The Guardian, formerly known as The Manchester Guardian , is a British national daily newspaper in the Berliner format...

maintain the distinction that toxins are only those produced within living organisms.

In the context of alternative medicine
Alternative medicine
Alternative medicine is any healing practice, "that does not fall within the realm of conventional medicine." It is based on historical or cultural traditions, rather than on scientific evidence....

 the term is often used to refer to any substance claimed to cause ill health, ranging anywhere from trace amounts of pesticide
Pesticide
Pesticides are substances or mixture of substances intended for preventing, destroying, repelling or mitigating any pest.A pesticide may be a chemical unicycle, biological agent , antimicrobial, disinfectant or device used against any pest...

s to common food items like refined sugar
Sugar
Sugar is a class of edible crystalline carbohydrates, mainly sucrose, lactose, and fructose, characterized by a sweet flavor.Sucrose in its refined form primarily comes from sugar cane and sugar beet...

 or additives
Food additive
Food additives are substances added to food to preserve flavor or enhance its taste and appearance.Some additives have been used for centuries; for example, preserving food by pickling , salting, as with bacon, preserving sweets or using sulfur dioxide as in some wines...

 such as monosodium glutamate
Monosodium glutamate
Monosodium glutamate, also known as sodium glutamate or MSG, is the sodium salt of glutamic acid, one of the most abundant naturally occurring non-essential amino acids....

 (MSG).

See also

  • ArachnoServer
    ArachnoServer
    ArachnoServer is database storing information on the protein toxins from spider venoms....

  • Brevetoxin
    Brevetoxin
    Brevetoxin , or brevetoxins, are a suite of cyclic polyether compounds produced naturally by a species of dinoflagellate known as Karenia brevis...

  • Insect toxins
    Insect toxins
    Insect toxins are various protein toxins produced by insect species.Assassin bugs, sometimes known as kissing bugs, are one of the largest and morphologically diverse families of true bugs feeding on crickets, caterpillars and other insects. Some assassin bug species are bloodsucking parasites of...

  • Toxin-antitoxin system
    Toxin-antitoxin system
    A toxin-antitoxin system is a set of two or more closely linked genes that together encode both a protein 'poison' and a corresponding 'antidote'. When these systems are contained on plasmids – transferable genetic elements – they ensure that only the daughter cells that inherit the plasmid...

  • List of fictional toxins
  • List of highly toxic gases
  • Mycotoxin
    Mycotoxin
    A mycotoxin is a toxic secondary metabolite produced by organisms of the fungus kingdom, commonly known as molds. The term ‘mycotoxin’ is usually reserved for the toxic chemical products produced by fungi that readily colonize crops...

  • Microbial toxins
    Microbial toxins
    Microbial toxins are toxins produced by microorganisms, including bacteria, viruses and fungi.
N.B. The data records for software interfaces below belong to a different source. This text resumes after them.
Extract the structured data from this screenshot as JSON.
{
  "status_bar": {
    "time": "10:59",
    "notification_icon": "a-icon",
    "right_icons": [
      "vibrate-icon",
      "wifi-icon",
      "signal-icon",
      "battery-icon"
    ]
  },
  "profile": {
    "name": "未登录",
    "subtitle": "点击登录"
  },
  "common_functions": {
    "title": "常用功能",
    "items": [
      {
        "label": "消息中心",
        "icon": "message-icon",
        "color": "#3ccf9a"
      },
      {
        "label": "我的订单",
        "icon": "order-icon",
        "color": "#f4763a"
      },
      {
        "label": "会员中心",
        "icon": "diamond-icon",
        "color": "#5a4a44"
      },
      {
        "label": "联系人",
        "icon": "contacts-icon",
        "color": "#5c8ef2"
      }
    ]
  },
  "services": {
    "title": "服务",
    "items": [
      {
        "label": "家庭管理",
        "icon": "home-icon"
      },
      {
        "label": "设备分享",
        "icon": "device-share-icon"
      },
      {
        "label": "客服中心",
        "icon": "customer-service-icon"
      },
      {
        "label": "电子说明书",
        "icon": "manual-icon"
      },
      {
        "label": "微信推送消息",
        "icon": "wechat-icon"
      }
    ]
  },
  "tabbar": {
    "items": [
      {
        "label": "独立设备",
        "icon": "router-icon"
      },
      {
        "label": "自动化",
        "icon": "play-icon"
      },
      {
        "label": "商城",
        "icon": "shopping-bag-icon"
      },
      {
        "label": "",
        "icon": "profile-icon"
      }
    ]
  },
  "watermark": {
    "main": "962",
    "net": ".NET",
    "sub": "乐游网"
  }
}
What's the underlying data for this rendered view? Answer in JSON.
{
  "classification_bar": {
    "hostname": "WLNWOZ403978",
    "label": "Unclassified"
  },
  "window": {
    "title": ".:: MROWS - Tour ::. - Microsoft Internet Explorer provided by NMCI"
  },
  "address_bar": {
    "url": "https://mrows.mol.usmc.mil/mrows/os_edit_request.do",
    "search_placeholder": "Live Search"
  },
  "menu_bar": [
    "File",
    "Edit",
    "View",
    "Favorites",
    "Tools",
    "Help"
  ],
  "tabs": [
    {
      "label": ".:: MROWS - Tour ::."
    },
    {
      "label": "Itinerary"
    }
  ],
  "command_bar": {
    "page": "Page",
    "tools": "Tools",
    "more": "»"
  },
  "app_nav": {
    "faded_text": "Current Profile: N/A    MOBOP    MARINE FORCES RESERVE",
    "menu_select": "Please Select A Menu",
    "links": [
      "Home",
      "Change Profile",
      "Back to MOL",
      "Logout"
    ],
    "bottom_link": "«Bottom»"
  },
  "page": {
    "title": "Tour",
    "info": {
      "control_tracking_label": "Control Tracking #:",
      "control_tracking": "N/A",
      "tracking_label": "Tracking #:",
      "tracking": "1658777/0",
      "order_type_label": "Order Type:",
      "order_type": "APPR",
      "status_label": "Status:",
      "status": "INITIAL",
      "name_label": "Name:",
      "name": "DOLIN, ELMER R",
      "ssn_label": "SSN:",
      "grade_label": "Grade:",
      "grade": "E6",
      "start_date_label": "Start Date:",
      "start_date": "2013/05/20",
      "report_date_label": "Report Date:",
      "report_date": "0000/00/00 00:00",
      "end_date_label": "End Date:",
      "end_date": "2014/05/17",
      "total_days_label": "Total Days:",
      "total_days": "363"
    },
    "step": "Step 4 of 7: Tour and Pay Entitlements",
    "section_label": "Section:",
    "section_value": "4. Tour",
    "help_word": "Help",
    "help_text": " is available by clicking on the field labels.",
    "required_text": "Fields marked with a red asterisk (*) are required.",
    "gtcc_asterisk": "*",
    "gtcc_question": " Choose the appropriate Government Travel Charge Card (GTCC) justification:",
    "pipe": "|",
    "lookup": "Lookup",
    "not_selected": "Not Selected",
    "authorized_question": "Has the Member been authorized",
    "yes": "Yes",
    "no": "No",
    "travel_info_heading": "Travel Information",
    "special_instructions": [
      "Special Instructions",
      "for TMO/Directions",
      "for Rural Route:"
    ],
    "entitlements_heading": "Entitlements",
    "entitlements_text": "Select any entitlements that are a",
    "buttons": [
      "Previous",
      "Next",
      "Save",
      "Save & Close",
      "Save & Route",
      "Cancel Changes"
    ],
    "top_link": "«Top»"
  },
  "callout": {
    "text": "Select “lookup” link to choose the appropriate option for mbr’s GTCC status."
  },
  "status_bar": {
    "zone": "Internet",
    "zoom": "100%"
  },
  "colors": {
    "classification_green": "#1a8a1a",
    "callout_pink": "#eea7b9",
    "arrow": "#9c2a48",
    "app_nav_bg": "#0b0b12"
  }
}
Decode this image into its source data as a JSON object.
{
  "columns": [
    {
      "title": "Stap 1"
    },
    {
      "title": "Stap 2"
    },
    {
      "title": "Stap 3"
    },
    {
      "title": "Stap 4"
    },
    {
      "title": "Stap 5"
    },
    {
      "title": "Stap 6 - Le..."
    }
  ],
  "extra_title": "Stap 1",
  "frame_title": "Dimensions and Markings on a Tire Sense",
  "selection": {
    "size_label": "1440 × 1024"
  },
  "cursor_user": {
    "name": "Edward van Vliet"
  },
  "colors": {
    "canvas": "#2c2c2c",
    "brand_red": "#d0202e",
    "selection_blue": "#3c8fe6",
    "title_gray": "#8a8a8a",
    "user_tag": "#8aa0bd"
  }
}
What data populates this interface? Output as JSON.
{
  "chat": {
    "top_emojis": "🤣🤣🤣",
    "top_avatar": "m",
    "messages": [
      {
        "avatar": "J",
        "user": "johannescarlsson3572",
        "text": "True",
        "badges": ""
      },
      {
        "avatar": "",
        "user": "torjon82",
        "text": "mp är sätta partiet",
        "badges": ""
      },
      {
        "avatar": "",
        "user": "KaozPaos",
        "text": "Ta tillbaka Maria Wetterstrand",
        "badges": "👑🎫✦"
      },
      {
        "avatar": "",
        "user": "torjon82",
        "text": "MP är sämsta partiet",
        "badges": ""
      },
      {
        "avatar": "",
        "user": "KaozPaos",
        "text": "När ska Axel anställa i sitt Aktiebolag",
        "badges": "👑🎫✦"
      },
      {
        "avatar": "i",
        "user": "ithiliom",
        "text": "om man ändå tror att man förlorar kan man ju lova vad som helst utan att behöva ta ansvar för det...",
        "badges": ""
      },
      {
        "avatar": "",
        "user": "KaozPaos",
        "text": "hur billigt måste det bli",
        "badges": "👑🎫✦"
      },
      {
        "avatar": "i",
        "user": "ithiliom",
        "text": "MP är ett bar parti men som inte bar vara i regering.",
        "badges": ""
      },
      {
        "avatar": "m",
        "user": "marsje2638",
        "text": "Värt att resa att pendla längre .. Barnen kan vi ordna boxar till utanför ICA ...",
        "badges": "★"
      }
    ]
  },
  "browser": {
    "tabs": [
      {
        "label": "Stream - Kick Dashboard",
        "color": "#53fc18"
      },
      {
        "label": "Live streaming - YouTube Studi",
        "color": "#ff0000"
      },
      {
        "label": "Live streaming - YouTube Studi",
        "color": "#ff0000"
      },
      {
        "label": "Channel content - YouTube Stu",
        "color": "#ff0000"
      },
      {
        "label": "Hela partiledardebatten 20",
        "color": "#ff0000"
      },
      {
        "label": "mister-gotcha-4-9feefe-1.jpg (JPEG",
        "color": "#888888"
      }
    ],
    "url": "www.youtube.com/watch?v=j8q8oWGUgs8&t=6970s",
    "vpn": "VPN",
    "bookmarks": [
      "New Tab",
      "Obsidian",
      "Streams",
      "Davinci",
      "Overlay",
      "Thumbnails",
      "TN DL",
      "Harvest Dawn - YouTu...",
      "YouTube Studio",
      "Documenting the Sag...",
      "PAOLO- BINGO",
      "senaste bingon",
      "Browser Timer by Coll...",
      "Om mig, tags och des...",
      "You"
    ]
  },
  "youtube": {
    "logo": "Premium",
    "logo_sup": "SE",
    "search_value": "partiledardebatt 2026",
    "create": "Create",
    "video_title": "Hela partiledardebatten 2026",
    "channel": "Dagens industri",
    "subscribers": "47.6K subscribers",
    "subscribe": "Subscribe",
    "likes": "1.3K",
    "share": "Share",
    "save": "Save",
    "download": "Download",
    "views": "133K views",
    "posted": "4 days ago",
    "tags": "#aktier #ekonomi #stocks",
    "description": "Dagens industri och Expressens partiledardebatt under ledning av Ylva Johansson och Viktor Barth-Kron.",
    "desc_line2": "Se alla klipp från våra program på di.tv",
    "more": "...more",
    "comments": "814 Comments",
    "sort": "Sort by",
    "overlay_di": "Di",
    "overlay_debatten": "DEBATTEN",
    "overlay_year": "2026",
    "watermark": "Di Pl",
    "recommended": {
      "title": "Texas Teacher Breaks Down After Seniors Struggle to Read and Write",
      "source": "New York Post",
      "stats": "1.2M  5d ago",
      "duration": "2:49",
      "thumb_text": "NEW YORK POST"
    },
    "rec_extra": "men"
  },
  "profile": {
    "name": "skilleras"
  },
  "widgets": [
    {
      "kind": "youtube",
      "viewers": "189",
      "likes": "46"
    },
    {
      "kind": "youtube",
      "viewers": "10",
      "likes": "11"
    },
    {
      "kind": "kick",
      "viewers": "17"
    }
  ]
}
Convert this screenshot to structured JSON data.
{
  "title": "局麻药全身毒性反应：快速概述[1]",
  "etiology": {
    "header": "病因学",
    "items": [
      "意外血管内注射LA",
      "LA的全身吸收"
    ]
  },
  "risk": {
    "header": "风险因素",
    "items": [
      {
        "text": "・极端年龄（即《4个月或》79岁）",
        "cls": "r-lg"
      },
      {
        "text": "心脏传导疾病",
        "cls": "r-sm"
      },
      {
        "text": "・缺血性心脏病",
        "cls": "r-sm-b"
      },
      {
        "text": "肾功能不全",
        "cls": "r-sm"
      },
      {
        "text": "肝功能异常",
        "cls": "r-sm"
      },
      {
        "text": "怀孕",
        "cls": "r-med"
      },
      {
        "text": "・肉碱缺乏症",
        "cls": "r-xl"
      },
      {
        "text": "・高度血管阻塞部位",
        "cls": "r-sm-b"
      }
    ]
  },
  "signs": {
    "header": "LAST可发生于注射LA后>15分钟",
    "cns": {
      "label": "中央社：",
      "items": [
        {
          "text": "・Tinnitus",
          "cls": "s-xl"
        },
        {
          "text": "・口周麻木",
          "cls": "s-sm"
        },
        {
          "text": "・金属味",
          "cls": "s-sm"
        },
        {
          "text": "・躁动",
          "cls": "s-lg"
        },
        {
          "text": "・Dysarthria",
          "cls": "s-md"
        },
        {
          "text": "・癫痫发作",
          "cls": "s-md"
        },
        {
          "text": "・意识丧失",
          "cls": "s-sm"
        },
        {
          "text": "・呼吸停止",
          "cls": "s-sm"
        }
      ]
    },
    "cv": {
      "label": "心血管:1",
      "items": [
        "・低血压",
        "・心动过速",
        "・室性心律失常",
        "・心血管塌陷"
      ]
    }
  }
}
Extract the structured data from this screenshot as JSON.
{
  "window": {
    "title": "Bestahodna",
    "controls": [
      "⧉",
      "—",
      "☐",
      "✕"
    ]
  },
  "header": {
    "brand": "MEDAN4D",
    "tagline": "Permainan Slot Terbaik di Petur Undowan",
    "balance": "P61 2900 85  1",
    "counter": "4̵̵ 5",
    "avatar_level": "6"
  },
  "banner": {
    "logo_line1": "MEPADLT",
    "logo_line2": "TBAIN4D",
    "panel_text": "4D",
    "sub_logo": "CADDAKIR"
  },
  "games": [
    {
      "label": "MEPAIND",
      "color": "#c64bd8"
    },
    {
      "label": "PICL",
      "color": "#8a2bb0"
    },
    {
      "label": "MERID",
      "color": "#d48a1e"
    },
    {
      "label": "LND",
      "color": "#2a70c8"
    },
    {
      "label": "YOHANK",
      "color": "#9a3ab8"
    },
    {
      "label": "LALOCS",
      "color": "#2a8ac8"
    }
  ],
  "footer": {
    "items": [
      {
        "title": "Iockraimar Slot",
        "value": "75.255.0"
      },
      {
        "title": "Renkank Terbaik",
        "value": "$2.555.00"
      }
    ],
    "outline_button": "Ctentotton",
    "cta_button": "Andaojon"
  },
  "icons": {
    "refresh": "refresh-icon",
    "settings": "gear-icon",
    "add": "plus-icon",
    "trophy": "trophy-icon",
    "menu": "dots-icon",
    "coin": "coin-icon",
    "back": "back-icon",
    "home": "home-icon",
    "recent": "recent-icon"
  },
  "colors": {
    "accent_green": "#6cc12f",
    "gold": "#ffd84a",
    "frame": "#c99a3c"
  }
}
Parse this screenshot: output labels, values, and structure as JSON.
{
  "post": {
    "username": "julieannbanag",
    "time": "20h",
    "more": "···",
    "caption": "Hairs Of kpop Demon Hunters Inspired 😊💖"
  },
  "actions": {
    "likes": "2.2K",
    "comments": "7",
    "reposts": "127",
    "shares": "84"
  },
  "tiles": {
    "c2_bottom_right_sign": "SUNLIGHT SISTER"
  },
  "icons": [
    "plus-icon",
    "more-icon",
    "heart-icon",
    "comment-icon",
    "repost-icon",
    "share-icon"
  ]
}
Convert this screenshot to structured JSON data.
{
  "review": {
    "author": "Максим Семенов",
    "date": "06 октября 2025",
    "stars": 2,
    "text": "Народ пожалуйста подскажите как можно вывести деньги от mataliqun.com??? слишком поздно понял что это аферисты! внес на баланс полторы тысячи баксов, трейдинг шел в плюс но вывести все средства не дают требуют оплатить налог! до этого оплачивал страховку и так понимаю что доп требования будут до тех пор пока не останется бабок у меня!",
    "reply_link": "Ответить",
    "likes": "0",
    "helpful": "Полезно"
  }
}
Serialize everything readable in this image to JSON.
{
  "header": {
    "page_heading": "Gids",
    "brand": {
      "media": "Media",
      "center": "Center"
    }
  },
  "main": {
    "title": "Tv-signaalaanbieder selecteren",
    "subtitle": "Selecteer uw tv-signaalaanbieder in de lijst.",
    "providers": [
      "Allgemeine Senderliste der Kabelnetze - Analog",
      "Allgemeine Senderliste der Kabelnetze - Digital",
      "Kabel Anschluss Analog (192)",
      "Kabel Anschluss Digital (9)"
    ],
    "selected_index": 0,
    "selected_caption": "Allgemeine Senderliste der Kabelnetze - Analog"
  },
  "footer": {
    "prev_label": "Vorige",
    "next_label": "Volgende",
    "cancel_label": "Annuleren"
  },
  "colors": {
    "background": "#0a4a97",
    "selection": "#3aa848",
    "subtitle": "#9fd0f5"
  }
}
Microbial toxins are important virulence determinants responsible for microbial pathogenicity and/or evasion of the host immune response. Some bacterial toxins, such as Botulinum neurotoxins, are the most...

  • Toxicophore
    Toxicophore
    A toxicophore is a feature or group within a chemical structure that is thought to be responsible for the toxic properties, either directly or via metabolic activation....

    , feature or group within a chemical structure that is thought to be responsible for the toxic property

External links